## Task requirements
Out of the listing below, copy every line that carries the string "JSON".
# # #
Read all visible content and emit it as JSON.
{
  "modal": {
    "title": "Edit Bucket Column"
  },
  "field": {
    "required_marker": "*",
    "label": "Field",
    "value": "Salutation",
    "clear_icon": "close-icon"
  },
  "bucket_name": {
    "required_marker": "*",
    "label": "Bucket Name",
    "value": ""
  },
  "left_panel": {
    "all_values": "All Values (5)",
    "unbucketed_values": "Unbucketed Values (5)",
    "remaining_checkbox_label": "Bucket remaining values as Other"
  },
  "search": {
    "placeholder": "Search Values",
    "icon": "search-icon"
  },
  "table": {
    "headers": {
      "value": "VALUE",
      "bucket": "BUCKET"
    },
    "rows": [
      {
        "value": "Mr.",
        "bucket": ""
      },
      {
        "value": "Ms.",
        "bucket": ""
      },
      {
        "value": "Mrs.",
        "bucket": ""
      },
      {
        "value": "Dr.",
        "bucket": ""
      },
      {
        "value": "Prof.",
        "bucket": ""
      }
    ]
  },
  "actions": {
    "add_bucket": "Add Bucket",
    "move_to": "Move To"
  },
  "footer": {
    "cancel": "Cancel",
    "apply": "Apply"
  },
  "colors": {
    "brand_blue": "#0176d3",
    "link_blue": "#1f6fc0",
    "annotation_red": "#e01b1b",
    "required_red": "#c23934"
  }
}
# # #
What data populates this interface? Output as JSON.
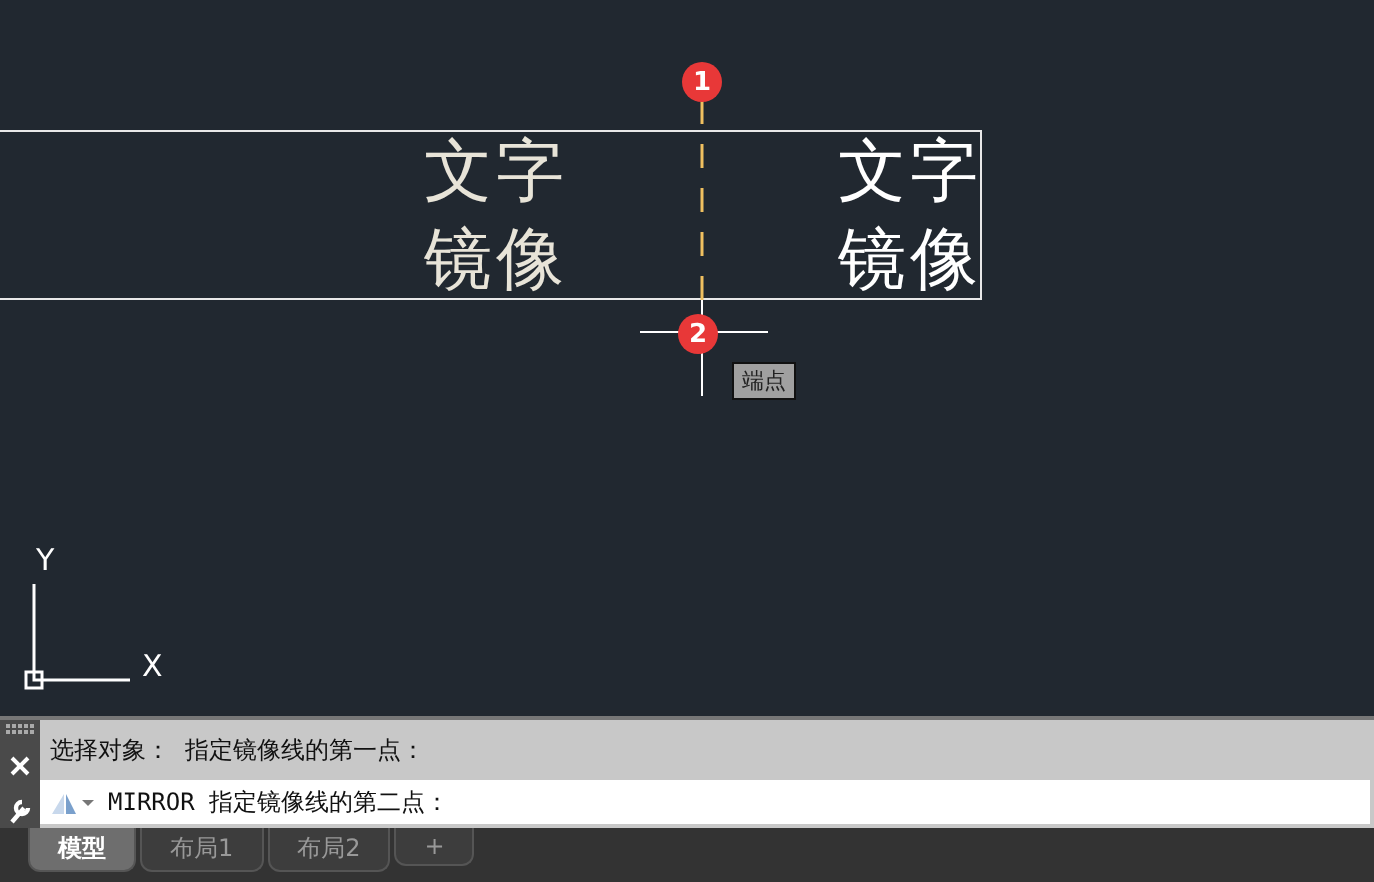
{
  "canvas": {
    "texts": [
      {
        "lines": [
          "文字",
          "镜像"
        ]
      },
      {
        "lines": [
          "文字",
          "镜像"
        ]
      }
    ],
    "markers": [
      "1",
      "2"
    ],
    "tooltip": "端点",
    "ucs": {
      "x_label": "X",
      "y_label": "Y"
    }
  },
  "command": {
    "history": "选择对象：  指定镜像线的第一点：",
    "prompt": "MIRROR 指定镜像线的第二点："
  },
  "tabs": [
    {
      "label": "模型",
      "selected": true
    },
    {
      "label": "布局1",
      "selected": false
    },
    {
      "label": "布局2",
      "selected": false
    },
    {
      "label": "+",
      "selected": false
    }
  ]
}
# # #
## Response
Read all visible content and emit it as JSON.
What data populates this interface? Output as JSON.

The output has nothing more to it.